The plot, such as it is, can be summarized very quickly. A group of young Germans, with little to do, no jobs, and not much hope, hang out and talk shit about each other. They are frustrated economically and sexually – the film definitely implies these two things are related on a fundamental level.

Their aspirations are minor: a quick buck, the promise of an acting career based on a photo shoot, a marriage or, failing that, some affection. In their restless ennui, they pass the time by passing judgment on each other, and each one is a hypocrite: the girl who trades sex for “gifts” of money is scorned, for instance, while it’s implied one of the tough guys is doing the same for out-of-town men. Each of them looks for any opportunity to distinguish and elevate their own compromises under oppressive conditions from those of the others.

Satire or not, these are unpleasant folks to be around.

Eventually, one of the residents takes in a lodger, a Greek laborer (played by Fassbinder), and the gossip shifts into high gear. The logic of the film’s structure indicates that all the simmering resentment that had previously circulated through the group now has an external outlet in this simple, uncomprehending Other. He sleeps naked! He is “better built,” as his unwitting roommate puts it! (How so, someone asks? “His dick,” he answers, as though what he meant wasn’t clear already.) He’s a cunning communist! He assaults German women, maybe! These allegations also sit right alongside their opposites – that Greeks don’t bathe and are undesirable, that he doesn’t have a thought in his head, and so forth. Since all these characters do is talk, his lack of German fluency renders him a cipher, and they can make of him whatever their free-floating resentment requires.

It culminates, as you’d expect, in an act of violence. But nothing much changes. In fact, Fassbinder’s final fuck-you gesture in Katzelmacher (“Cat fucker,” incidentally, which Wikipedia informs me is pejorative Bavarian slang for foreign workers) is to close on a note rendering even that violence perfunctory and meaningless.

Aside from the one character making money from renting rooms, these people are not economic agents in their own lives – they just sort of inhabit a world where things happen which they can’t control, and even scapegoating and violence do nothing but underline their powerlessness.

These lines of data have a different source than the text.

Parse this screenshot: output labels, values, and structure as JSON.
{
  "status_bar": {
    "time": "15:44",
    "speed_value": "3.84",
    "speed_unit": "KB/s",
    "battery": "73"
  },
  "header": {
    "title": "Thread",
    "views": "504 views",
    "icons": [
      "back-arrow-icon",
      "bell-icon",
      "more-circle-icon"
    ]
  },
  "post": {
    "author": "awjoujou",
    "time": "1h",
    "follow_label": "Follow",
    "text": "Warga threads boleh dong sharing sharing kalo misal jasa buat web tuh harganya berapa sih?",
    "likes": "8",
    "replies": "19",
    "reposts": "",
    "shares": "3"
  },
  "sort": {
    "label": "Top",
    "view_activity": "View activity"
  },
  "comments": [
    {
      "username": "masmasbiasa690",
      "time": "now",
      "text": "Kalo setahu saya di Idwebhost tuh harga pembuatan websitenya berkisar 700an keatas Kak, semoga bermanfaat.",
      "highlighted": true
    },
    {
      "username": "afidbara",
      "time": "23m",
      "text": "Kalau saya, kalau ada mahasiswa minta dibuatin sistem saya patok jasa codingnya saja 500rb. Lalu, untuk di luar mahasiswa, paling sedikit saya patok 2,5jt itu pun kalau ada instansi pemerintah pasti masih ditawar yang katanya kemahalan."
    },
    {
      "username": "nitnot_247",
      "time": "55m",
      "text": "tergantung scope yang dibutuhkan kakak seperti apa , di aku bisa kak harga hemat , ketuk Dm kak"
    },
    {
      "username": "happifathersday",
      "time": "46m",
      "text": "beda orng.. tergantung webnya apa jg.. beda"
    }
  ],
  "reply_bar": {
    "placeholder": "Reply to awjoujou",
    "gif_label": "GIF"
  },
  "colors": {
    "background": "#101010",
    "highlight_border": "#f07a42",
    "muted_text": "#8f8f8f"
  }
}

All that’s left is to stew about it, try to find someone, close at hand, to blame, and talk shit on an apartment stoop, and dream of an escape that no one really thinks is coming.